The Czech Technical University in Prague strongly objects to article published on the iDnes server under the title "Despise war, or don´t study. The Czech Technical University wants a letter from the Russians for which they are threatened with imprisonment" on 9 June 2022 . In his article, the editor Dominik Stein presents completely misleading data, manipulates facts and does not use the information provided by CTU in Prague.

One example is the cover letter, which he writes in the introduction, "This is one of the new obligations for students from Russia and Belarus." This is not true, and the editor knew that the cover letter was not compulsory.

Nor is it true that the question of how individual applications will be assessed has not been answered. From the CTU's reply to the editor Dominic Stein, we quote, "The application may be accompanied by a motivation letter, which should include the student's motivation for further study at CTU and for staying in the Czech Republic. Each application, whether or not it includes a motivation letter, will be assessed individually by the management of the individual CTU units/faculties." It was added that "the student's application may be supported by a statement from a member of staff of the faculty/institute at which the student is studying, who knows the student personally and can confirm the above facts, or a representative of the student organisation or a member of the academic body." However, Editor Stein quoted only this portion of the response with the false comment that his original question had not been answered. Instead, he quoted a student who claimed that his "fate will be decided by some official who doesn't even know me." However, this is completely untrue and the editor knew this.

Simultaneously, the CTU presented information about the offer of assistance from Belarusian organizations, headed by the Office of Sviatlana Tsyhanouska, in the form of a goodwill card for Belarusian students. In response to a follow-up question by Stein about such assistance to Russians, the CTU said that "if there were such activity on the part of Russian students, we would welcome it, because it would make things easier for everyone." However, this message, which can significantly contribute to the evaluation of individual applications, was not discussed in the article.

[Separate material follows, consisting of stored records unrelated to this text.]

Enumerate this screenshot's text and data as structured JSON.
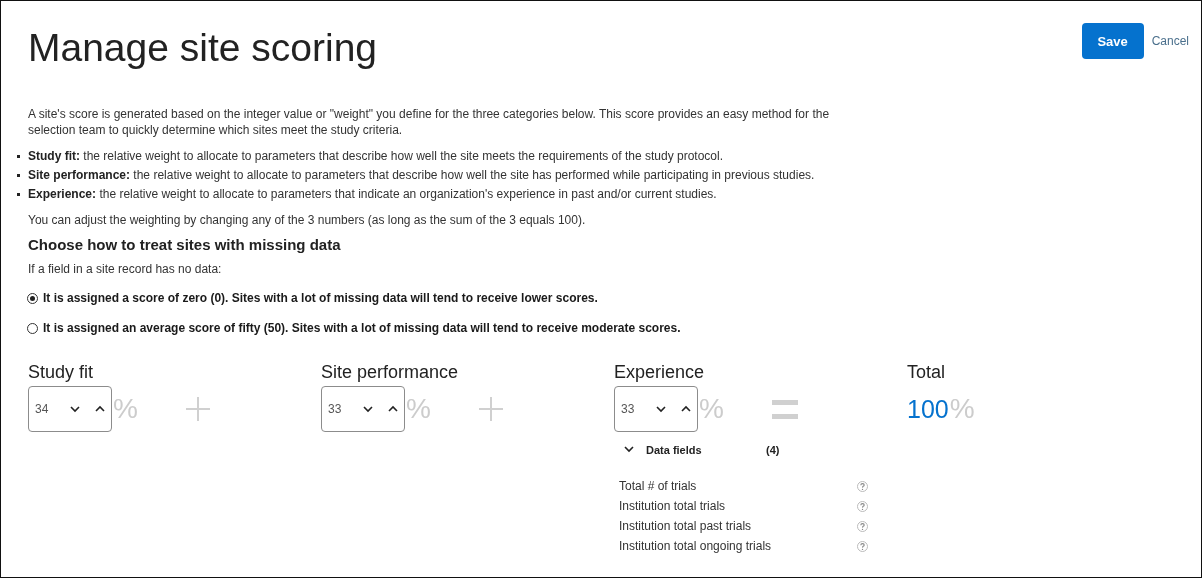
{
  "header": {
    "title": "Manage site scoring",
    "buttons": [
      {
        "label": "Save",
        "kind": "primary"
      },
      {
        "label": "Cancel",
        "kind": "link"
      }
    ]
  },
  "intro": "A site's score is generated based on the integer value or \"weight\" you define for the three categories below. This score provides an easy method for the selection team to quickly determine which sites meet the study criteria.",
  "bullets": [
    "**Study fit:** the relative weight to allocate to parameters that describe how well the site meets the requirements of the study protocol.",
    "**Site performance:** the relative weight to allocate to parameters that describe how well the site has performed while participating in previous studies.",
    "**Experience:** the relative weight to allocate to parameters that indicate an organization's experience in past and/or current studies."
  ],
  "adjust_note": "You can adjust the weighting by changing any of the 3 numbers (as long as the sum of the 3 equals 100).",
  "missing_data": {
    "heading": "Choose how to treat sites with missing data",
    "prompt": "If a field in a site record has no data:",
    "options": [
      {
        "label": "It is assigned a score of zero (0). Sites with a lot of missing data will tend to receive lower scores.",
        "selected": true
      },
      {
        "label": "It is assigned an average score of fifty (50). Sites with a lot of missing data will tend to receive moderate scores.",
        "selected": false
      }
    ]
  },
  "categories": [
    {
      "label": "Study fit",
      "value": "34",
      "unit": "%",
      "kind": "plus"
    },
    {
      "label": "Site performance",
      "value": "33",
      "unit": "%",
      "kind": "plus"
    },
    {
      "label": "Experience",
      "value": "33",
      "unit": "%",
      "kind": "equals",
      "data_fields": {
        "title": "Data fields",
        "count": "(4)",
        "expanded": true,
        "items": [
          "Total # of trials",
          "Institution total trials",
          "Institution total past trials",
          "Institution total ongoing trials"
        ]
      }
    }
  ],
  "total": {
    "label": "Total",
    "value": "100",
    "unit": "%"
  }
}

The CTU also emphasized that any cover letter cannot be misused: "Cover letters will be treated as confidential personal material and cannot be provided to third parties, except to the Financial Analysis Office, due to the assessment of the exemption for study in critical degree programs. In other cases, cover letters may serve as a source of information that will enable CTU to support the student in, for example, obtaining a visa. Certainly a cover letter will be a help, not a threat." Yet the editor presents the voluntary cover letter as an unavoidable risk for any student. He also ignores the fact that the Financial Analysis Office has been designated by the state as a responsible institute.

The CTU - like other higher education institutions - follows the rules set by the European Directive; the Rector Vojtěch Petráček's order is in line with this Directive. And it was set with the utmost care so as not to harm any of the students and to make it clear that the CTU rejects a blanket solution.

At the same time, we told the editor that "we are trying to ensure that the sanctions, which prohibit, among other things, technical assistance to the Russian Federation and Belarus, do not unfairly harm anyone.  We would also like to emphasise verbatim that we are not terminating anyone's studies. In some justified cases, it will be interrupted at most."

Full text of the iDnes editor's questions and CTU's answers that makes it clear what the facts are - and how one can deliberately handle them.

Contact person: 
Mgr. Ilona Chalupská